=== To do ===
Repeat all the data that appears below, keeping it exact.

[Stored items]
☆ ☆ ☆ ☆
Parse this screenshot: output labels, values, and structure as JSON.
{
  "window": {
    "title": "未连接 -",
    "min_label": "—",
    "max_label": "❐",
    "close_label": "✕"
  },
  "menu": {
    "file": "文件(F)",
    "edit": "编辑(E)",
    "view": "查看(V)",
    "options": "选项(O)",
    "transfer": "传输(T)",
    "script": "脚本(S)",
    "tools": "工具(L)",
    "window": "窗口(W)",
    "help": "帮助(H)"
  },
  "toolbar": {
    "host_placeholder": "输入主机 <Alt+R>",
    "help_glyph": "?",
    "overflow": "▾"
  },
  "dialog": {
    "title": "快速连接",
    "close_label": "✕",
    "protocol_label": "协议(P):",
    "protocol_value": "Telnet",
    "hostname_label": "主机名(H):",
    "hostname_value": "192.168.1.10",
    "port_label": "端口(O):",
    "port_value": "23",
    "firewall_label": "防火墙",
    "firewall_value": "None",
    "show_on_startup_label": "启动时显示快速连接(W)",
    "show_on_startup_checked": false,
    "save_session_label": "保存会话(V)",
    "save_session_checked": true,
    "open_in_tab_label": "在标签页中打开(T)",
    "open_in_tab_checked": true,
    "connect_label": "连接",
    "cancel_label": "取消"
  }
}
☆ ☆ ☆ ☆
=== Problem solution ===
Parse this screenshot: output labels, values, and structure as JSON.
{
  "window": {
    "title": "未连接 -",
    "min_label": "—",
    "max_label": "❐",
    "close_label": "✕"
  },
  "menu": {
    "file": "文件(F)",
    "edit": "编辑(E)",
    "view": "查看(V)",
    "options": "选项(O)",
    "transfer": "传输(T)",
    "script": "脚本(S)",
    "tools": "工具(L)",
    "window": "窗口(W)",
    "help": "帮助(H)"
  },
  "toolbar": {
    "host_placeholder": "输入主机 <Alt+R>",
    "help_glyph": "?",
    "overflow": "▾"
  },
  "dialog": {
    "title": "快速连接",
    "close_label": "✕",
    "protocol_label": "协议(P):",
    "protocol_value": "Telnet",
    "hostname_label": "主机名(H):",
    "hostname_value": "192.168.1.10",
    "port_label": "端口(O):",
    "port_value": "23",
    "firewall_label": "防火墙",
    "firewall_value": "None",
    "show_on_startup_label": "启动时显示快速连接(W)",
    "show_on_startup_checked": false,
    "save_session_label": "保存会话(V)",
    "save_session_checked": true,
    "open_in_tab_label": "在标签页中打开(T)",
    "open_in_tab_checked": true,
    "connect_label": "连接",
    "cancel_label": "取消"
  }
}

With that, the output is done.